There has been a lot of commentary around the VC world recently. The most interesting was fellow InfoWorld blogger whurley, who addressed the issue that cloud computing could be hurting venture capitalism, sighting the fact that cloud computing is reducing the need for capital, thus the need for venture capitalists.
Additionally, there has a been a lot of blogging out there around the shift to cloud computing by the VC, and how everyone who has something resembling software is making a play for the clouds, no matter if they have a legitimate offering or not. Indeed, I'm getting inundated with requests for briefings around "new cloud computing" offerings, typically from companies selling on-premise software just looking to become more relevant.
So, remember SOA? It's been out there as a notion of years, and there are clearly many venture-backed companies selling SOA, but I don't see new venture-backed SOA startups, and the money flowing into the existing players seems to be from the existing investors, and also seems to be contracting.
A few may not need as much venture. Guys like Active Endpoints are reporting strong sales among the smaller players, but others are reducing the burn to account for the reduced support from venture.
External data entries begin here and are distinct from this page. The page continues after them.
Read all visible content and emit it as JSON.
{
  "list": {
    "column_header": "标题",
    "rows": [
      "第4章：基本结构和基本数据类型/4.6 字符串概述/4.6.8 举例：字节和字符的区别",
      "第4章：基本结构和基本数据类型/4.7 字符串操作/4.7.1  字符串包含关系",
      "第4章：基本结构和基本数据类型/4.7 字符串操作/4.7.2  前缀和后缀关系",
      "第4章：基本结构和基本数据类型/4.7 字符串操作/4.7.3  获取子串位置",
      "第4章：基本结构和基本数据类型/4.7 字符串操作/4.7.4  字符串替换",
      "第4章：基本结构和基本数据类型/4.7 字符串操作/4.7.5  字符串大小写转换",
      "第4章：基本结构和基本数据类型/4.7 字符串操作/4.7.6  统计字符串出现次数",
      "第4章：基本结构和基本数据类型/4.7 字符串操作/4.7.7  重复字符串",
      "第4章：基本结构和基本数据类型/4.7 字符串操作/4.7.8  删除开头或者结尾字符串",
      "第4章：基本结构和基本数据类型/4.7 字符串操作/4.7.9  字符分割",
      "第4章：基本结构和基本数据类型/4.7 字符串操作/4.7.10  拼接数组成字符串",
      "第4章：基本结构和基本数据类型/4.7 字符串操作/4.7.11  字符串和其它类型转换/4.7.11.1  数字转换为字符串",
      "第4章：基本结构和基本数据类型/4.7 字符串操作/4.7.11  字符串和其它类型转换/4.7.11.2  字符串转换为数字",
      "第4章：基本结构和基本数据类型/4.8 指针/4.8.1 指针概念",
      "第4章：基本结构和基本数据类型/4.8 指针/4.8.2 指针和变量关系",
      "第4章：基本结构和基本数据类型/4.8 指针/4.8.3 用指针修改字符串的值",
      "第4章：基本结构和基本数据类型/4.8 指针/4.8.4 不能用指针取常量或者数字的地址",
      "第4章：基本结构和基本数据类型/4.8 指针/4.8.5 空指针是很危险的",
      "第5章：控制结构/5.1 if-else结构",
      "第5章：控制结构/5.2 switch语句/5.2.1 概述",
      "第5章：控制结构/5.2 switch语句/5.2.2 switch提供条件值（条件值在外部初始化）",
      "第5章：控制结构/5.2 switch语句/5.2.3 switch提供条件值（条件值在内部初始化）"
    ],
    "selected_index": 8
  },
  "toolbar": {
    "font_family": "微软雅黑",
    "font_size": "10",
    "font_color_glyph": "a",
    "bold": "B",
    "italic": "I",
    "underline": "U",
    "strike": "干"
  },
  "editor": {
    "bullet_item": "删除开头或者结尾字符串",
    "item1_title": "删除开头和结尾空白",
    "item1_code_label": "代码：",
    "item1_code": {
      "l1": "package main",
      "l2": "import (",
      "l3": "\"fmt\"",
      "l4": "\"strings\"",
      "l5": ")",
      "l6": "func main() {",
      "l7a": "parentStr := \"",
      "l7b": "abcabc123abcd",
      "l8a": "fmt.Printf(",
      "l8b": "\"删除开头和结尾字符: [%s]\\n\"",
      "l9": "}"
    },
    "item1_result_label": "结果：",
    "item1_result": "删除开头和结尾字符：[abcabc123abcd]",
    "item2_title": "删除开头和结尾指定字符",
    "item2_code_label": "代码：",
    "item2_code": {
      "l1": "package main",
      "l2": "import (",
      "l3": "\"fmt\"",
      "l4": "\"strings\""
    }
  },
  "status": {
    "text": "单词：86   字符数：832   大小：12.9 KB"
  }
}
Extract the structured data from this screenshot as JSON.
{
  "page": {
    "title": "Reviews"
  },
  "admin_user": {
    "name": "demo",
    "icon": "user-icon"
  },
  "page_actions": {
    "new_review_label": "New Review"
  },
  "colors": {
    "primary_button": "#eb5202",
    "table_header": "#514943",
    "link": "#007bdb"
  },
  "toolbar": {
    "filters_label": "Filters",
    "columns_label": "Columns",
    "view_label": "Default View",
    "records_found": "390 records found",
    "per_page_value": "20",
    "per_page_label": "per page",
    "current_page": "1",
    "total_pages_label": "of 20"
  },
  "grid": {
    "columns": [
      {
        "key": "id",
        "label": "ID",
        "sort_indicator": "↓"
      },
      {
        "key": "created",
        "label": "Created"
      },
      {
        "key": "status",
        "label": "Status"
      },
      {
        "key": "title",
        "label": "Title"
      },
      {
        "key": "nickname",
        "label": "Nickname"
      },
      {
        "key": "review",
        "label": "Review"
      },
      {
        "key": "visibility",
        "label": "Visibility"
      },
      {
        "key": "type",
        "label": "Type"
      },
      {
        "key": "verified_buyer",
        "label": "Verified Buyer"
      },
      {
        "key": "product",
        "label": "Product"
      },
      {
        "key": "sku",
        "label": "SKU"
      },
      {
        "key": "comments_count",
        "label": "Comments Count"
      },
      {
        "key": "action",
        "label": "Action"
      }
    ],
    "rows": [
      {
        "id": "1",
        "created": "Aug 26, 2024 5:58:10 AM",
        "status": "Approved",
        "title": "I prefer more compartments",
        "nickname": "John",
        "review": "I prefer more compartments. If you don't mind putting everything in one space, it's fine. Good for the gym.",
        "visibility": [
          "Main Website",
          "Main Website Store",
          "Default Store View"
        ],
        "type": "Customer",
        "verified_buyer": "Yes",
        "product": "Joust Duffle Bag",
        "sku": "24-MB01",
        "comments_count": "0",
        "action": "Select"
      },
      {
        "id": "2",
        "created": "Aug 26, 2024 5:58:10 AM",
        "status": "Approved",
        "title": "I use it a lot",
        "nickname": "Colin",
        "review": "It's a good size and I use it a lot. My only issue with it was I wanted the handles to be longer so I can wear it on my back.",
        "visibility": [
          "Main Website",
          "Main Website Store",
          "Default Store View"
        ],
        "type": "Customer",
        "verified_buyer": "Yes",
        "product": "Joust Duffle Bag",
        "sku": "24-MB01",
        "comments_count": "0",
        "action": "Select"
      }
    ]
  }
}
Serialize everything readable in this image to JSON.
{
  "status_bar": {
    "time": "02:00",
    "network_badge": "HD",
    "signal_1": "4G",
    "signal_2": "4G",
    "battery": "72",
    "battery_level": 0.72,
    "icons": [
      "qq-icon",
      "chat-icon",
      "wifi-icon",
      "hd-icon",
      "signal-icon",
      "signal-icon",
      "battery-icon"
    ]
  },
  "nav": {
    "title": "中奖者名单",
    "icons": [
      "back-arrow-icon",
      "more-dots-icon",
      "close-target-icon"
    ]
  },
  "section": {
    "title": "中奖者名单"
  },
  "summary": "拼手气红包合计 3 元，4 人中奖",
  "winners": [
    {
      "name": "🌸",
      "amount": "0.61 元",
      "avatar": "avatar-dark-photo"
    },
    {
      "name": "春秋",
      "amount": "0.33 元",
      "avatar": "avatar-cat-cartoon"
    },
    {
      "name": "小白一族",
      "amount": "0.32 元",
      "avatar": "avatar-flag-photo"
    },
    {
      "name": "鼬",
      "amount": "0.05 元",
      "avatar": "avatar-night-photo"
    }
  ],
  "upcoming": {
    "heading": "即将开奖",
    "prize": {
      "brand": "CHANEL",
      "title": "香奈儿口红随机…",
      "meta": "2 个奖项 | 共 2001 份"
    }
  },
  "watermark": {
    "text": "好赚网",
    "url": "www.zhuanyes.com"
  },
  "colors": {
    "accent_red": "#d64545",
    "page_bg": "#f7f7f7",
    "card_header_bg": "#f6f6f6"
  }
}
Personally, I'm seeing a lot of product management and product marketing people out on the street now, laid off from venture-based SOA startups.
The larger players are reporting strong SOA sales, relative to the economy, but they don't need to rely on venture capital.
The fact of the matter is that SOA is now middle-aged when you consider the maturation of the SOA hype cycle, and at this point most of the better smaller players have either figured out how to become profitable -- thus don't need VC -- or have been purchased during the serial SOA consolidation that took place a few years ago.
The VC guys have a tendency to spend in areas they collectively consider "emerging," such as cloud computing, and thus I'm sure many VC pitches talking about "SOA," "agility," and "reuse" just are not getting the play these days. Moreover, many existing VC-backed SOA companies may find that the money they need just won't be there; thus, a few will sell on the cheap and a few will close their doors. It's all part of the natural cycle of technology, but painful nonetheless.